Win: VA Community College System to Change 'Free Speech Zone' Policy

Sarah Jean Seman

4/16/2014 5:52:00 PM - Sarah Jean Seman

A system of 23 community colleges in Virginia is about to become more in line with the First Amendment of the U.S. Constitution. The Virginia Community College System (VCCS) is seeking to alter its policy on free-speech zones in response to a lawsuit brought by student Christian Parks.

Last September, Thomas Nelson Community College prohibited Christian Parks from expressing his Christian beliefs in a large courtyard of the college. An officer from the college’s police department told him he must stop preaching because the content of his speech might offend someone. School officials then told Parks that his speech violated the Student Code of Conduct and VCCS policies.

The Alliance Defending Freedom lawsuit, Parks v. The Members of the State Board of the Virginia Community College System, explains that sidewalks and open spaces on campus are areas where students have broad free speech rights, including the right to express their views anonymously and spontaneously.

The First Amendment prohibits laws which limit free speech and the free exercise of religion; however, many college campuses put in place codes which violate the U.S. Constitution.

The Foundation for Individual Rights in Education (FIRE) recently surveyed 427 schools across the nation and found that more than 58 percent “substantially prohibit protected speech.” The good news is that these restrictive policies have been declining for six consecutive years, and this recent lawsuit sparked yet another victory:

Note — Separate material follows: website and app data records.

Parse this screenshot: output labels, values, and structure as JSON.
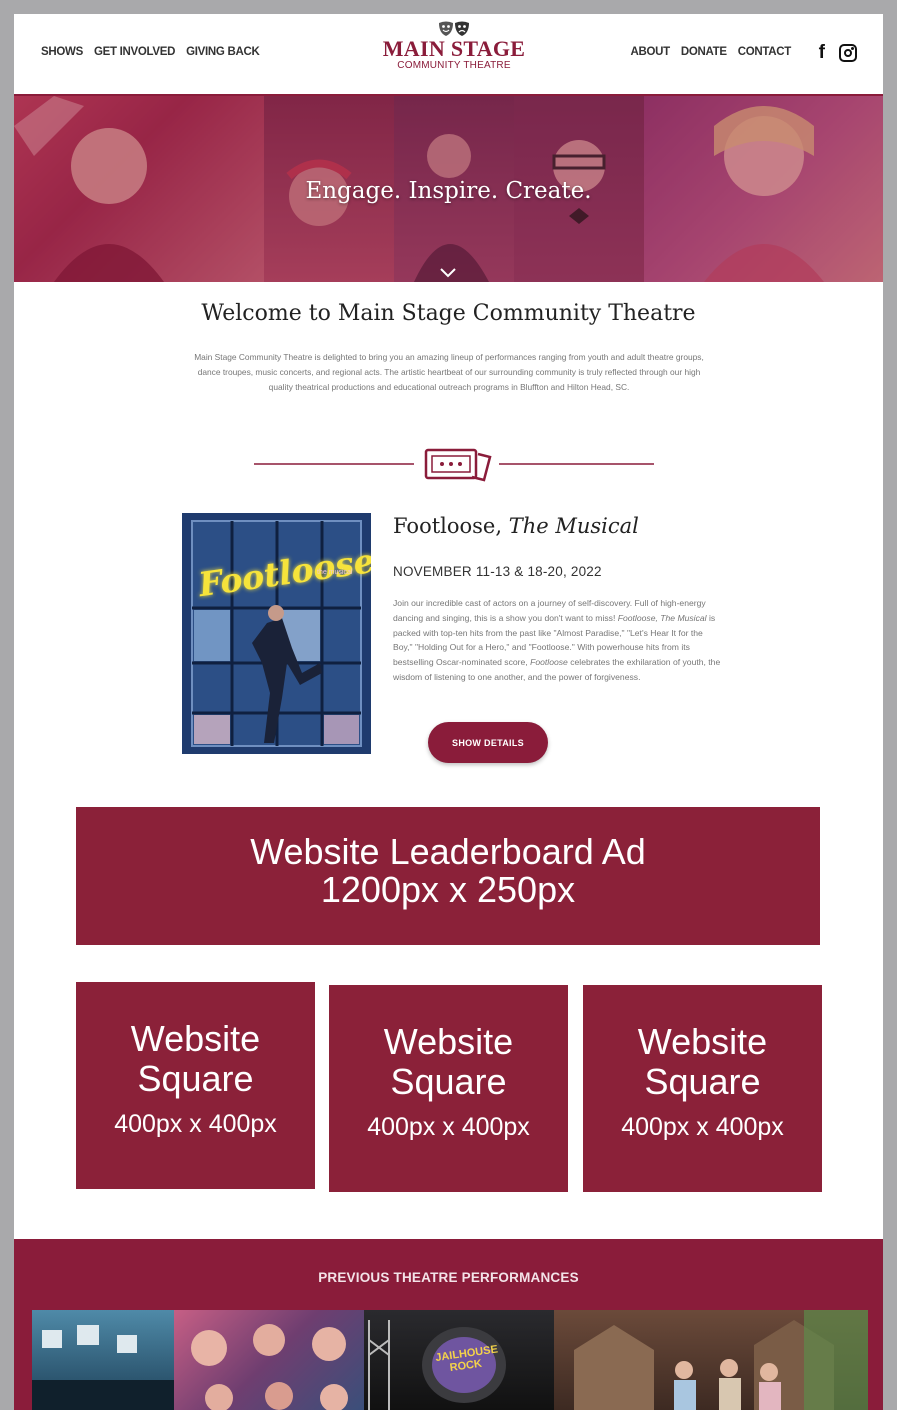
{
  "header": {
    "nav_left": [
      "SHOWS",
      "GET INVOLVED",
      "GIVING BACK"
    ],
    "nav_right": [
      "ABOUT",
      "DONATE",
      "CONTACT"
    ],
    "logo_main": "MAIN STAGE",
    "logo_sub": "COMMUNITY THEATRE",
    "social_icons": [
      "facebook-icon",
      "instagram-icon"
    ]
  },
  "hero": {
    "tagline": "Engage. Inspire. Create."
  },
  "welcome": {
    "title": "Welcome to Main Stage Community Theatre",
    "body": "Main Stage Community Theatre is delighted to bring you an amazing lineup of performances ranging from youth and adult theatre groups, dance troupes, music concerts, and regional acts. The artistic heartbeat of our surrounding community is truly reflected through our high quality theatrical productions and educational outreach programs in Bluffton and Hilton Head, SC."
  },
  "show": {
    "title_plain": "Footloose, ",
    "title_italic": "The Musical",
    "dates": "NOVEMBER 11-13 & 18-20, 2022",
    "desc_1": "Join our incredible cast of actors on a journey of self-discovery. Full of high-energy dancing and singing, this is a show you don't want to miss! ",
    "desc_i1": "Footloose, The Musical",
    "desc_2": " is packed with top-ten hits from the past like \"Almost Paradise,\" \"Let's Hear It for the Boy,\" \"Holding Out for a Hero,\" and \"Footloose.\" With powerhouse hits from its bestselling Oscar-nominated score, ",
    "desc_i2": "Footloose",
    "desc_3": " celebrates the exhilaration of youth, the wisdom of listening to one another, and the power of forgiveness.",
    "button": "SHOW DETAILS",
    "poster_title": "Footloose",
    "poster_sub": "the musical"
  },
  "ads": {
    "leaderboard_line1": "Website Leaderboard Ad",
    "leaderboard_line2": "1200px x 250px",
    "square_title": "Website Square",
    "square_size": "400px x 400px"
  },
  "footer": {
    "title": "PREVIOUS THEATRE PERFORMANCES",
    "gallery_sign": "JAILHOUSE ROCK"
  },
  "colors": {
    "brand": "#8a1c3a",
    "ad_fill": "#8b2139"
  }
}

In a court filing last week in support of a motion from both sides to put the lawsuit on hold, the community college system said it would not enforce its current policy as it works to develop a new student policy.

"Both parties desire to suspend the … current policy in order to allow (Parks) and all other students to speak freely on campus" until a new policy is adopted, the joint filing said. With continuing talks between the Alliance and the state's attorney general's office, "counsel for the parties believe that they may be able to reach an amicable settlement in this case."

A proposed settlement is expected by early May.